I am looking for a place where I can put a part of the contents of this blog (which is rather big), namely the various series of connected posts, which contain a lot of work and time invested. I am thinking about github, but I am not so sure.  The thing with the blog format, besides it is still not loved by  those who made their career by ISI bean counting,  is that it is too linear. This can be repaired by links, however.

# Where does the chemical concrete machine naturally sits

The more I learn about biological computing, like, in a random order, about:

the more it seems that the chemical concrete machine fits naturally into this. Yes, it is partly a garage lab version of this thread of research, but on the other side it has certain advantages, mainly the following one. It is a “pure” graph rewriting system, freed from any 1D thinking conventions. It is true that in order to compute with it on a silicon computer one needs to rewrite it by adding lots of things on top (for example bigraphs may be a way to formalize a model of computation with graphs, in silico, where we need to manage reaction sites, labels of input and output arrows), not because they are natural, but because of the need to make a humanly comprehensive discourse about that (which brings all the effects of the cartesian disease, see the conclusion of this post) .

Soon, after the start of the academic year, an article will be available on arxiv (and submitted to publication, although I am more and more skeptical about this way of research communication, starting with the ’90s) . There are so many directions of development for the chemical concrete machine, also in parallel with graphic lambda calculus, and also with the initial path, computing with space (i.e. the computational content of emergent algebras).

I don’t feel anymore that what I write here is too abstract for the “applied” researchers in biological computing. No, it turns out some of you have already seen this kind of stuff. The only question is: “does the chemical concrete machine brings anything new”?  I think it does, because, as nature, is geometrical and not discourse based.

In conclusion, I look forward for collaborations, academic or not. As you might have noticed, I spend a lot of time with this open notebook/blog for trying to stir open, free share of ideas in fundamental research, which might be also very concretely relevant for the real world. Needless to say I shall benefit from such collaborations, but the converse is also true, if you excuse my self-promotional impulse (again, I heard that the net is not subtle, which I doubt, but let’s suppose so). The idea is that if I can do it alone, then imagine what could we do together.

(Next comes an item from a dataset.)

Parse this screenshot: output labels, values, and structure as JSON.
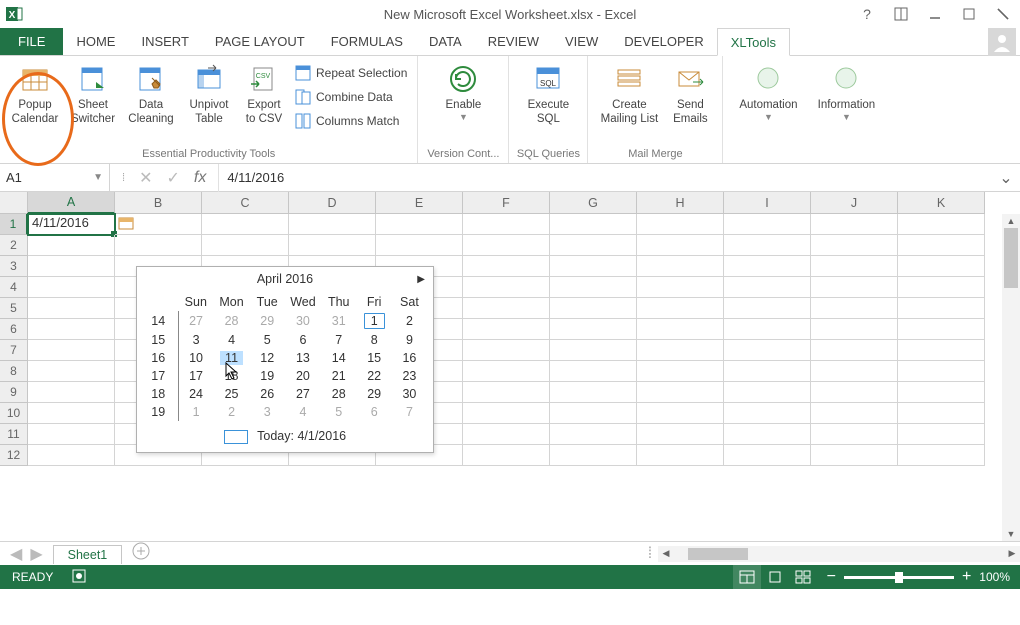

# Types and places

Simply typed graphic lambda calculus    is an added layer of decorations with types  over graphic lambda calculus, described by the following rules:

See  Example: decorations of S,K,I combinators in simply typed graphic lambda calculus   for the compatibility with simply typed lambda calculus.

Compared with the purity of graphic lambda calculus,  types (at least of this kind) seem a step back. However, graphic lambda calculus has also the emergent algebra sector, see  arXiv:1305.5786 [cs.LO] section 5, and also here the series

The starting point of the research subject on “computing with space” is to try to understand the computational content of emergent algebras arXiv:0907.1520 [math.RA]. This has lead to graphic lambda calculus, passing by decorated binary trees and decorated tangle diagrams, until the non-decorated formalism of graphic lambda calculus. This formalism is not yet completely finished; indeed, the extended graphic beta move,  arXiv:1302.0778 [math.GT], especially section 8,   which mixes the emergent algebra part with the purely logic part, is still in beta stage.

Therefore, I’m coming back to the decorated version and remark that, as concerns the two gates which appear in the emergent algebra sector, they can be decorated with places:

Places form an emergent algebra. Types form a free magma (for well decorated graphs).